This is astonishing, but you’re not really that surprised, are you? The NFL’s response:
“We appreciate the work done by Dr. McKee and her colleagues for the value it adds in the ongoing quest for a better understanding of CTE. Case studies such as those compiled in this updated paper are important to further advancing the science and progress related to head trauma. The medical and scientific communities will benefit from this publication and the NFL will continue to work with a wide range of experts to improve the health of current and former NFL athletes. As noted by the authors, there are still many unanswered questions relating to the cause, incidence and prevalence of long-term effects of head trauma such as CTE. The NFL is committed to supporting scientific research into CTE and advancing progress in the prevention and treatment of head injuries.
”In 2016, the NFL pledged $100 million in support for independent medical research and engineering advancements in neuroscience related topics. This is in addition to the $100 million that the NFL and its partners are already spending on medical and neuroscience research.”
The league’s pledge doesn’t always translate to actual money being spent. When the NFL pledged a $30 million donation to the National Institutes of Health, they only spent $14 million before the NIH allowed the partnership to expire. Per ESPN:
NIH officials decided months ago to let the agreement expire in August with more than half of the money unused, following a bitter dispute in 2015 in which the NFL backed out of a major study that had been awarded to a researcher who had been critical of the league, Outside the Lines has learned.
The NFL responded by contributing $100 million in research for “Play Smart, Play Safe”... an initiative launched and administered by the NFL. In other words, they are donating $100 million to themselves to study concussions. Of that $100 million, over half will be used to research a new helmet design, hoping to reduce the number of concussions. ESPN’s Mark Fainaru-Wada and Steve Fainaru followed up on the story with a predictable response from the NFL:
The NFL declined to make any of its health officials available for comment. When declining one specific request, a league spokesman cited previous “unfair” treatment by ESPN’s Outside the Lines. In the past, the league has said it is guided by player health and safety. Several NFL-affiliated researchers have suggested that scientists such as Boston University’s Dr. Ann McKee and Robert Stern, aided by the media, have oversold their findings, sowing unwarranted hysteria over the risks of playing football and other contact sports. McKee, a neuropathologist, announced in July that out of the 111 brains of former NFL players she has examined, 110 had CTE.
When talking/writing about concussions, you’re perilously circling the rabbit hole.
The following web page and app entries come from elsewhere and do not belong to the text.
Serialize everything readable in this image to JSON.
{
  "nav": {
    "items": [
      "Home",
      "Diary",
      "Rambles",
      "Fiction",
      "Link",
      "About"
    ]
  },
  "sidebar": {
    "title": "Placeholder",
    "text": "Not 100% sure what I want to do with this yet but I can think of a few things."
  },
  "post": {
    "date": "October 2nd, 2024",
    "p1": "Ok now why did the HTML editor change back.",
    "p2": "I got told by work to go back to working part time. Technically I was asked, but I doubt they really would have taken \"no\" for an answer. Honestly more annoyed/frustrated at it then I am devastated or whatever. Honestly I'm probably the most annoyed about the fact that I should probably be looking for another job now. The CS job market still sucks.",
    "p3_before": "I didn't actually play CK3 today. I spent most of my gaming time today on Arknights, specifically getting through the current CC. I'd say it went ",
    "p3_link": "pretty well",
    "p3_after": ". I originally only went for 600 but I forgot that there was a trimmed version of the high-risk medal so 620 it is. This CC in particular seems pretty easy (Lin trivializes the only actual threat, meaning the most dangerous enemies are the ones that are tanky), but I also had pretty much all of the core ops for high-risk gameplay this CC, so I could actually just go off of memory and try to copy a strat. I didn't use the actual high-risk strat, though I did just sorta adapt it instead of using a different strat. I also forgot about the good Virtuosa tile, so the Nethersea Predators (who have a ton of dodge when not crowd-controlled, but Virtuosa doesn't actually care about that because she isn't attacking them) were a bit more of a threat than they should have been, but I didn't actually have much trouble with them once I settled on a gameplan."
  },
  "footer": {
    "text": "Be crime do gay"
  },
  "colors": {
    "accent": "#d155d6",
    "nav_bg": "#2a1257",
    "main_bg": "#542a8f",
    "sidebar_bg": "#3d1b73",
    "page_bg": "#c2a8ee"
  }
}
Despite their efforts to control the narrative, the NFL won’t win this. Not while there’s people like Emily Kelly, who will spend the rest of her life helping her damaged husband.